The Observer-Reporter, Sept 27, 2002, Arson Suspected in Blaze that Damaged Covered Bridge in Cross Creek Township. Wilson Mill Bridge, a historic 40-foot covered span at the brim of the Cross Creek State Park in Cross Creek Township, was damaged by an early morning fire. Damage was estimated at $2500.
Argus-Champion, Nov 6, 2002, Bridge Repairs Expected to Cost $1 Million. The Pier Covered Bridge, also known as the Chandler Station Bridge, which spans the Sugar River in Newport needs more than $1 million for repairs. An inspection on Oct. 22nd revealed several areas of the bridge rotting and decaying.
The Observer-Dispatcher , Sept 27, 2002, Grant to Help Strengthen Salisbury's Wooden Bridge. The Spruce Creek covered bridge is getting a $153,000 federal grant for restoration and repairs. The project includes adding beams for the bottom of the bridge for increased support, replacement of the roof, and a fire retardant spray. Work should be complete by next summer.
CONTRIBUTORS: G. Robert Salvi, Richard Sanders Allen, Trish Kane, Christine Ellsworth, James Garvin, John Baldwin, James R. Crouse, Dick & June Roy, Jan Shultz, Dick Wilson.
Stephen Lees of Abington, PA reports a new covered bridge. Smith's Bridge should be ready to view and photograph. This new Burr Arch construction, built of bongassi timber, is located over the Brandywine River near Granogue, Delaware. It's off Route 100 about 100 yards south of the PA state line.
Interesting new website by John Waldron to check out: http://www.pbase.com/ejohnw/covered_bridges
The following are items still available through the Society: All of the items below are available from June Roy, 73 Ash Street, Manchester, NH 03104-4906 or E-mail dickroycb1@Juno.com
The Book, Life in the Slow Lane is still available for
$16.95 + $3.95 Shipping and Handling.
Books Available by Andrew Howard:
CB's of Madison County IA, A Guide . . . . . .$6.50
There is also an excellent book out on Vermont Covered Bridges called, "Spanning Time -- Vermon's Covered Bridges." You can get a copy by contacting Joseph Nelson, 2 Sugar Hill Road, Underhill VT 05489 or Visit >www.vermontbridges.com> Joseph Nelson is the President of the Vermont Society.
Both are now available on computer diskette in either Mac or PC format. Please specify your choice. The TOPICS index includes: Table of Contents for each issue, an index to subjects and authors, as well as more. The World Guide is kept up to date and in the regular format. The file on this diskett is compressed using the WinZip utility (www.winzip.com). Order your choice at $5.00 each from Joseph Cohen, 130 Westfield Drive, Holliston, MA 01746 from mid-April until mid-September. The rest of the year he is at 210 Wellington F, West Palm Beach, FL 33417.

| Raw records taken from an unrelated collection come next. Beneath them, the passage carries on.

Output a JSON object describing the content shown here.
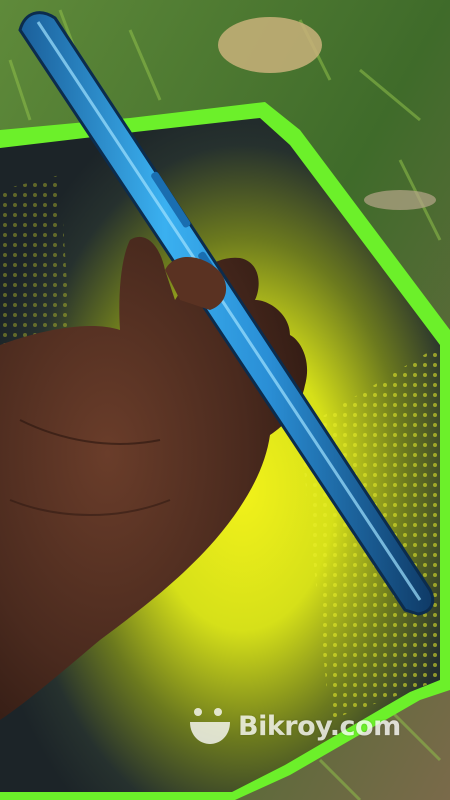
{
  "photo": {
    "subject": "hand-holding-blue-smartphone-side-view",
    "colors": {
      "grass": "#4f7d33",
      "mat_border": "#6cf02a",
      "mat_yellow": "#e6e619",
      "mat_dark": "#1f2a2e",
      "phone_blue": "#2f9be0",
      "skin": "#4a2a1e"
    }
  },
  "watermark": {
    "logo_icon": "bikroy-smile-logo-icon",
    "text": "Bikroy.com"
  }
}
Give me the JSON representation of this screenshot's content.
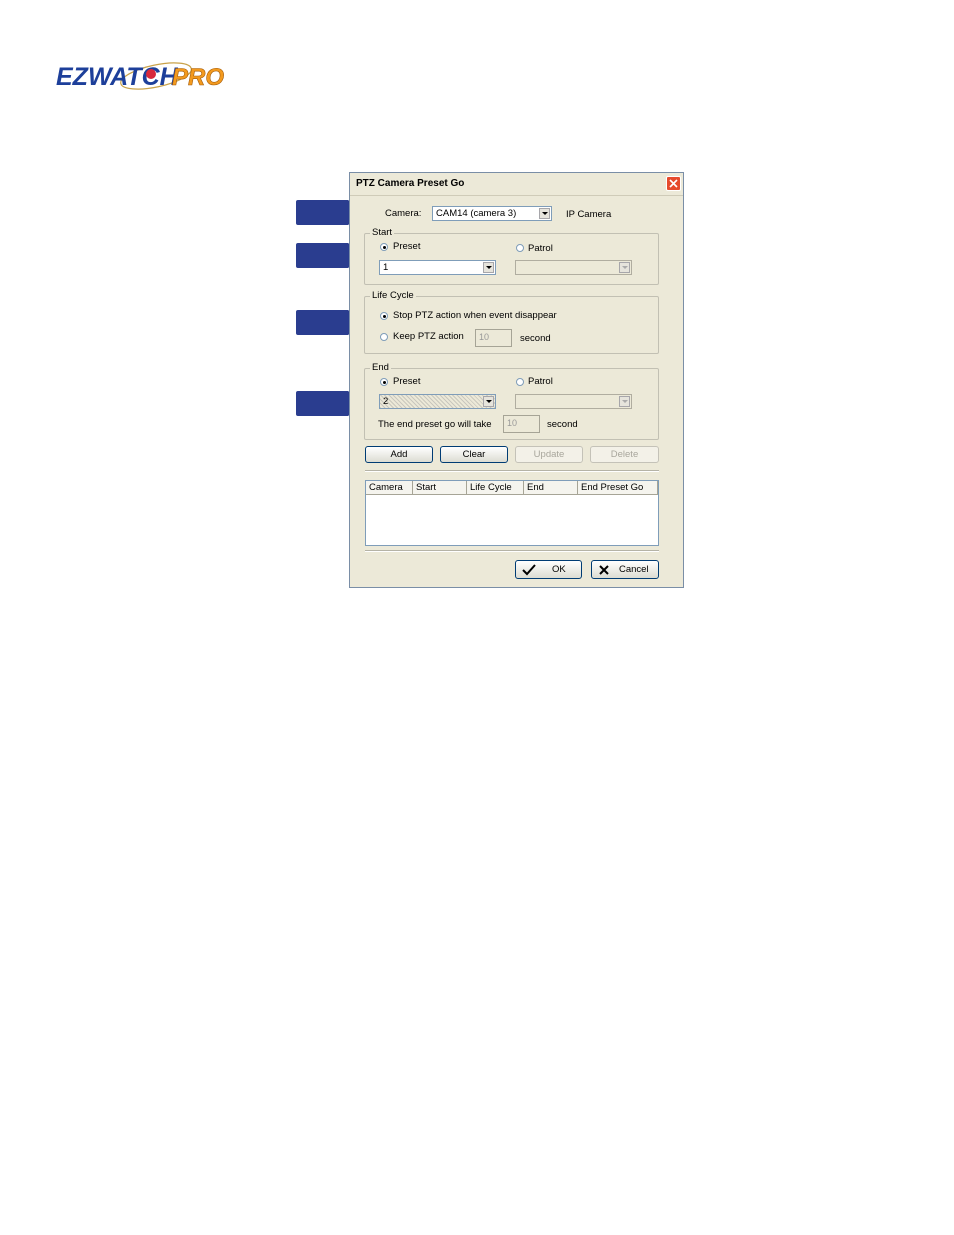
{
  "logo": {
    "text_main": "EZWATCH",
    "text_pro": "PRO"
  },
  "dialog": {
    "title": "PTZ Camera Preset Go",
    "camera": {
      "label": "Camera:",
      "value": "CAM14 (camera 3)",
      "type": "IP Camera"
    },
    "start": {
      "legend": "Start",
      "preset_label": "Preset",
      "patrol_label": "Patrol",
      "preset_value": "1",
      "selected": "preset"
    },
    "life_cycle": {
      "legend": "Life Cycle",
      "option_stop": "Stop PTZ action when event disappear",
      "option_keep": "Keep PTZ action",
      "keep_value": "10",
      "unit": "second",
      "selected": "stop"
    },
    "end": {
      "legend": "End",
      "preset_label": "Preset",
      "patrol_label": "Patrol",
      "preset_value": "2",
      "take_label": "The end preset go will take",
      "take_value": "10",
      "unit": "second",
      "selected": "preset"
    },
    "buttons": {
      "add": "Add",
      "clear": "Clear",
      "update": "Update",
      "delete": "Delete"
    },
    "table": {
      "columns": [
        "Camera",
        "Start",
        "Life Cycle",
        "End",
        "End Preset Go"
      ],
      "rows": []
    },
    "ok": "OK",
    "cancel": "Cancel"
  },
  "colors": {
    "pointer": "#2a3d8f",
    "titlebar_close": "#e64a2c",
    "logo_blue": "#1d3f9a",
    "logo_orange": "#f39a1e"
  }
}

THE BRIDGE KNOWS THE WAY
This will be a "coffee table" hardback book with photos of 100 covered bridges. Cost approximately $50. Sales sheet will be included with Spring 2003 Newsletter